▸ **EXERCISE AIM**:
Print all records exactly, leaving nothing out.

▸ **INPUT**:

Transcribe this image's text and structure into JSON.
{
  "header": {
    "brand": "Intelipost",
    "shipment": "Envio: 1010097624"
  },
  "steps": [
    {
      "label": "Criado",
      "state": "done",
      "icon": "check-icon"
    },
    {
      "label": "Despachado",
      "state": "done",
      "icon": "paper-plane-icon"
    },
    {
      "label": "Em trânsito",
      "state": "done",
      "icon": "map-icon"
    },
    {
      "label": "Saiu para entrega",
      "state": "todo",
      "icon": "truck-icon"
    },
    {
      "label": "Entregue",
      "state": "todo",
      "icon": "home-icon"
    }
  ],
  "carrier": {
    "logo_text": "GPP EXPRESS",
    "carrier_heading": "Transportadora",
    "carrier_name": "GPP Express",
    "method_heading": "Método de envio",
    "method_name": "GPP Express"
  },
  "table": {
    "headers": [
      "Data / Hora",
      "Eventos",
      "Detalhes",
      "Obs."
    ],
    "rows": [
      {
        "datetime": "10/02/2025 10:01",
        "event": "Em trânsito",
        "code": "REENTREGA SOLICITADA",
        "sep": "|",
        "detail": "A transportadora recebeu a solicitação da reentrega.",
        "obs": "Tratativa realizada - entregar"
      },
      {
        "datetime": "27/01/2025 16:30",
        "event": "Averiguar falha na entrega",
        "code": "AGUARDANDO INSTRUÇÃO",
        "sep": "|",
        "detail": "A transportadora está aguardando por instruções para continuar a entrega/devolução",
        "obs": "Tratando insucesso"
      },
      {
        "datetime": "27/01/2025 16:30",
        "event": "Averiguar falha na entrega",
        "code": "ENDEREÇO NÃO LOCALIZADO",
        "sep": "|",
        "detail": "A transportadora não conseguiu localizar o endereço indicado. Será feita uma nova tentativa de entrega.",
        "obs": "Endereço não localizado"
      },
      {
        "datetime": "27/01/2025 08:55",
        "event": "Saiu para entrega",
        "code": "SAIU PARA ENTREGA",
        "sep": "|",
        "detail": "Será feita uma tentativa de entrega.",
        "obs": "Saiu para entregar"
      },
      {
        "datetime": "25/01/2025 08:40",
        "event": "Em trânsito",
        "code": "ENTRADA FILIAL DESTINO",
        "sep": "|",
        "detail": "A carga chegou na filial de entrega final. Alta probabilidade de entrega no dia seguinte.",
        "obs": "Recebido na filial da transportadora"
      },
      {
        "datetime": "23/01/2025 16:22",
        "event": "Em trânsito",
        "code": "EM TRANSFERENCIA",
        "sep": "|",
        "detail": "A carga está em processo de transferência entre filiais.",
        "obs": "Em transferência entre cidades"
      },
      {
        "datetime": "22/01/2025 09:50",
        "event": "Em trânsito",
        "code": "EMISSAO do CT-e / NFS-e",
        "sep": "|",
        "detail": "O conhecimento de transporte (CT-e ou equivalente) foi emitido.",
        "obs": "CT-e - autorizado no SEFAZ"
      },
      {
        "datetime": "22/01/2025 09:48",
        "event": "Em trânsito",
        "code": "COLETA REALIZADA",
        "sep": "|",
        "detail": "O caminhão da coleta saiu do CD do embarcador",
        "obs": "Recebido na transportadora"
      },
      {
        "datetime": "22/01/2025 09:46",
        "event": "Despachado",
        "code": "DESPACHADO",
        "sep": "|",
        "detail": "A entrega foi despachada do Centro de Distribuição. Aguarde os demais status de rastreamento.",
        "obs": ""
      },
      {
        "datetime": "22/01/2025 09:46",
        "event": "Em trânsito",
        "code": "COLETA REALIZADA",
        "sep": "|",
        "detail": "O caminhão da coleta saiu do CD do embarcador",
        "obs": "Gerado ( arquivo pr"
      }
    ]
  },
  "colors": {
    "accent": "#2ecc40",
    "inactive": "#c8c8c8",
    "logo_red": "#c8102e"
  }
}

▸ **ANSWER TO THE EXERCISE**:
Transcribe this image's text and structure into JSON.
{
  "header": {
    "brand": "Intelipost",
    "shipment": "Envio: 1010097624"
  },
  "steps": [
    {
      "label": "Criado",
      "state": "done",
      "icon": "check-icon"
    },
    {
      "label": "Despachado",
      "state": "done",
      "icon": "paper-plane-icon"
    },
    {
      "label": "Em trânsito",
      "state": "done",
      "icon": "map-icon"
    },
    {
      "label": "Saiu para entrega",
      "state": "todo",
      "icon": "truck-icon"
    },
    {
      "label": "Entregue",
      "state": "todo",
      "icon": "home-icon"
    }
  ],
  "carrier": {
    "logo_text": "GPP EXPRESS",
    "carrier_heading": "Transportadora",
    "carrier_name": "GPP Express",
    "method_heading": "Método de envio",
    "method_name": "GPP Express"
  },
  "table": {
    "headers": [
      "Data / Hora",
      "Eventos",
      "Detalhes",
      "Obs."
    ],
    "rows": [
      {
        "datetime": "10/02/2025 10:01",
        "event": "Em trânsito",
        "code": "REENTREGA SOLICITADA",
        "sep": "|",
        "detail": "A transportadora recebeu a solicitação da reentrega.",
        "obs": "Tratativa realizada - entregar"
      },
      {
        "datetime": "27/01/2025 16:30",
        "event": "Averiguar falha na entrega",
        "code": "AGUARDANDO INSTRUÇÃO",
        "sep": "|",
        "detail": "A transportadora está aguardando por instruções para continuar a entrega/devolução",
        "obs": "Tratando insucesso"
      },
      {
        "datetime": "27/01/2025 16:30",
        "event": "Averiguar falha na entrega",
        "code": "ENDEREÇO NÃO LOCALIZADO",
        "sep": "|",
        "detail": "A transportadora não conseguiu localizar o endereço indicado. Será feita uma nova tentativa de entrega.",
        "obs": "Endereço não localizado"
      },
      {
        "datetime": "27/01/2025 08:55",
        "event": "Saiu para entrega",
        "code": "SAIU PARA ENTREGA",
        "sep": "|",
        "detail": "Será feita uma tentativa de entrega.",
        "obs": "Saiu para entregar"
      },
      {
        "datetime": "25/01/2025 08:40",
        "event": "Em trânsito",
        "code": "ENTRADA FILIAL DESTINO",
        "sep": "|",
        "detail": "A carga chegou na filial de entrega final. Alta probabilidade de entrega no dia seguinte.",
        "obs": "Recebido na filial da transportadora"
      },
      {
        "datetime": "23/01/2025 16:22",
        "event": "Em trânsito",
        "code": "EM TRANSFERENCIA",
        "sep": "|",
        "detail": "A carga está em processo de transferência entre filiais.",
        "obs": "Em transferência entre cidades"
      },
      {
        "datetime": "22/01/2025 09:50",
        "event": "Em trânsito",
        "code": "EMISSAO do CT-e / NFS-e",
        "sep": "|",
        "detail": "O conhecimento de transporte (CT-e ou equivalente) foi emitido.",
        "obs": "CT-e - autorizado no SEFAZ"
      },
      {
        "datetime": "22/01/2025 09:48",
        "event": "Em trânsito",
        "code": "COLETA REALIZADA",
        "sep": "|",
        "detail": "O caminhão da coleta saiu do CD do embarcador",
        "obs": "Recebido na transportadora"
      },
      {
        "datetime": "22/01/2025 09:46",
        "event": "Despachado",
        "code": "DESPACHADO",
        "sep": "|",
        "detail": "A entrega foi despachada do Centro de Distribuição. Aguarde os demais status de rastreamento.",
        "obs": ""
      },
      {
        "datetime": "22/01/2025 09:46",
        "event": "Em trânsito",
        "code": "COLETA REALIZADA",
        "sep": "|",
        "detail": "O caminhão da coleta saiu do CD do embarcador",
        "obs": "Gerado ( arquivo pr"
      }
    ]
  },
  "colors": {
    "accent": "#2ecc40",
    "inactive": "#c8c8c8",
    "logo_red": "#c8102e"
  }
}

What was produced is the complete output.